Michael Verdi

Secrets of Video­blogging

2004 and 2005 were a different world in terms of video and the internet. There was no streaming video; no YouTube. The iPhone was still years away and dialup was the way most people, who could, connected to the internet.

But there was a small group of us who thought blogs could do for video what they were doing for publishing. Anyone should be able to easily put a video online for free.


For my part, I used my background as an instructor to write tutorials to help people navigate the incredibly complicated, nascent video infrastructure.

The Freevlog website on blogger.com

The original tutorial from February 2005.

A brightly colored Freevlog website that features an image of a video in the desktop QuickTime interface.

Freevlog updated and expanded with the help of Ryanne Hodson.

The original tutorial was immediately popular. I then enlisted my future writing partner, Ryanne Hodson, to help me expand the site and flesh it out with screencasts.

The Challenge

In 2005, Peachpit contacted us about turning Freevlog into a book. We pitched a short book that would turn the wild west of internet video into a weekend project.
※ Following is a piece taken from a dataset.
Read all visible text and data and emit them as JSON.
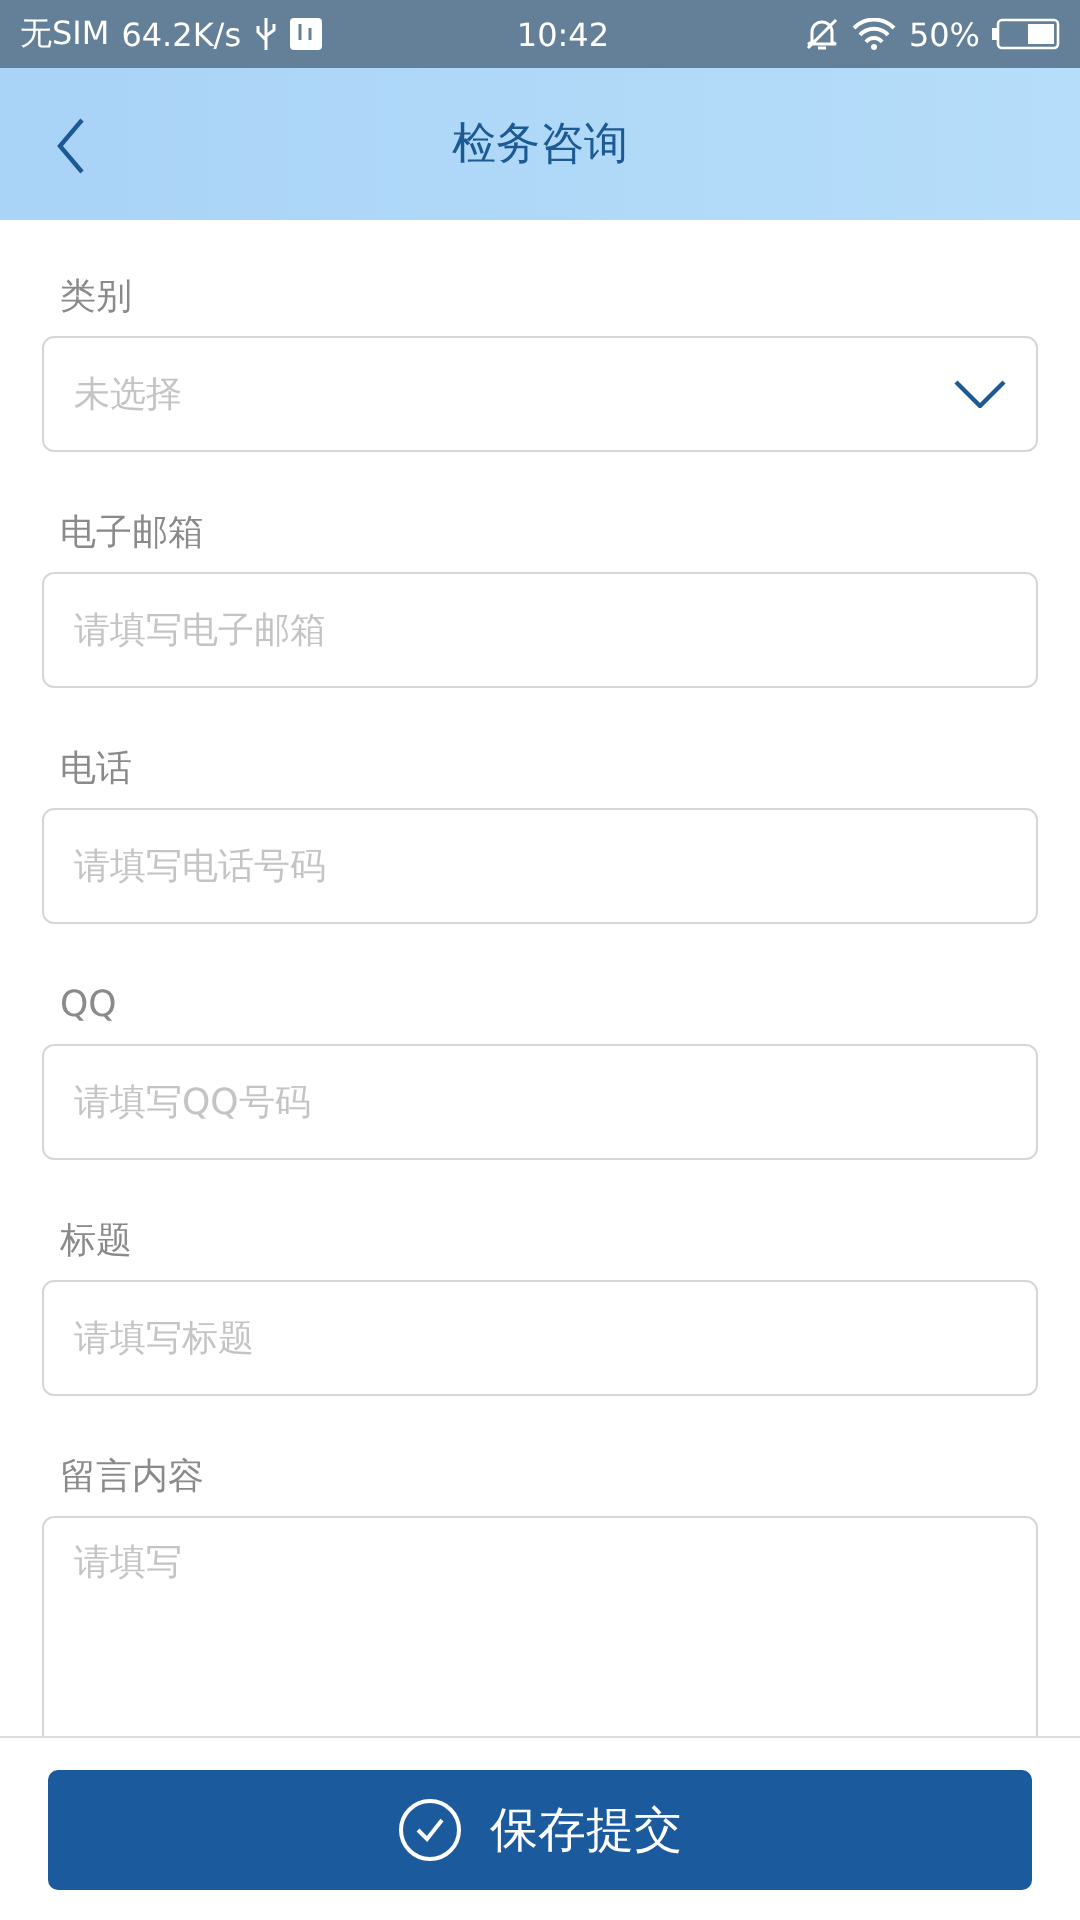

My Role

The Secrets of Videoblogging book is displayed on a shelf among other computing books in an Apple store.

Secrets of Videoblogging in an Apple Store circa 2006.
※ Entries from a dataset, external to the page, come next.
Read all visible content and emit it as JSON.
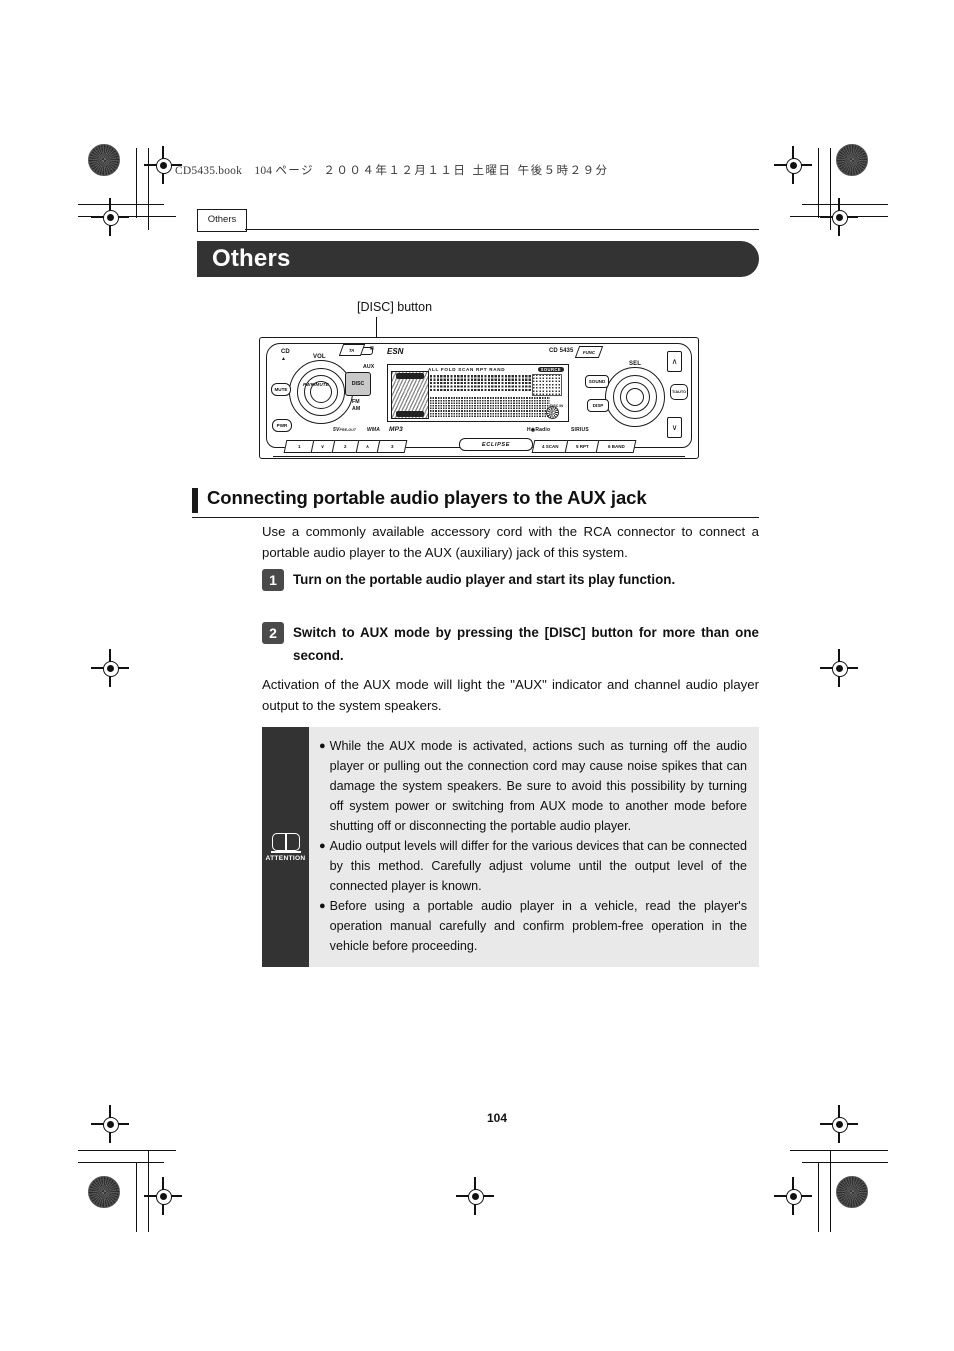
{
  "print_header": {
    "filename": "CD5435.book",
    "page_label": "104",
    "page_word": "ページ",
    "date": "２００４年１２月１１日",
    "weekday": "土曜日",
    "time": "午後５時２９分"
  },
  "chapter_tab": {
    "label": "Others"
  },
  "banner": {
    "title": "Others"
  },
  "callout": {
    "label": "[DISC] button"
  },
  "head_unit": {
    "brand": "ESN",
    "model": "CD 5435",
    "eclipse_badge": "ECLIPSE",
    "left_controls": {
      "cd_eject": "CD",
      "volume": "VOL",
      "power_mute_knob": "PWR/MUTE",
      "mute": "MUTE",
      "power": "PWR",
      "ta": "TA",
      "aux": "AUX",
      "disc": "DISC",
      "fm_am": "FM\nAM"
    },
    "right_controls": {
      "func": "FUNC",
      "sel": "SEL",
      "sound": "SOUND",
      "disp": "DISP",
      "up": "∧",
      "down": "∨",
      "t_auto": "T/AUTO"
    },
    "lcd": {
      "indicators": "ALL FOLD SCAN RPT RAND",
      "source": "SOURCE",
      "disc_in": "DISC IN"
    },
    "format_badges": [
      "5V PRE-OUT",
      "WMA",
      "MP3"
    ],
    "tuner_badges": [
      "HD Radio",
      "SIRIUS"
    ],
    "preset_buttons": [
      {
        "num": "1",
        "fn": ""
      },
      {
        "num": "∨",
        "fn": ""
      },
      {
        "num": "2",
        "fn": ""
      },
      {
        "num": "∧",
        "fn": ""
      },
      {
        "num": "3",
        "fn": ""
      },
      {
        "num": "4",
        "fn": "SCAN"
      },
      {
        "num": "5",
        "fn": "RPT"
      },
      {
        "num": "6",
        "fn": "BAND"
      }
    ]
  },
  "section": {
    "heading": "Connecting portable audio players to the AUX jack",
    "intro": "Use a commonly available accessory cord with the RCA connector to connect a portable audio player to the AUX (auxiliary) jack of this system.",
    "steps": [
      {
        "num": "1",
        "text": "Turn on the portable audio player and start its play function."
      },
      {
        "num": "2",
        "text": "Switch to AUX mode by pressing the [DISC] button for more than one second."
      }
    ],
    "note": "Activation of the AUX mode will light the \"AUX\" indicator and channel audio player output to the system speakers."
  },
  "attention": {
    "caption": "ATTENTION",
    "bullet_glyph": "●",
    "bullets": [
      "While the AUX mode is activated, actions such as turning off the audio player or pulling out the connection cord may cause noise spikes that can damage the system speakers. Be sure to avoid this possibility by turning off system power or switching from AUX mode to another mode before shutting off or disconnecting the portable audio player.",
      "Audio output levels will differ for the various devices that can be connected by this method. Carefully adjust volume until the output level of the connected player is known.",
      "Before using a portable audio player in a vehicle, read the player's operation manual carefully and confirm problem-free operation in the vehicle before proceeding."
    ]
  },
  "footer": {
    "page_number": "104"
  },
  "colors": {
    "banner_bg": "#333333",
    "attention_bg": "#e9e9e9",
    "attention_icon_bg": "#333333",
    "step_badge_bg": "#4a4a4a",
    "rule": "#1a1a1a"
  }
}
Sample Chapter

While most of this book is no longer relevant, I think this sample chapter is a good example of what we designed it to be—accessible. It’s, short, full of step-by-step instructions with photos, and features lots of real people doing real things.

Download PDF A hand holds open Secrets of Videoblogging to a page featuring a picture of a smiling man with gray hair and glasses. It's for a video entitled Wishbone.

"Wishbone" - my favorite vlog.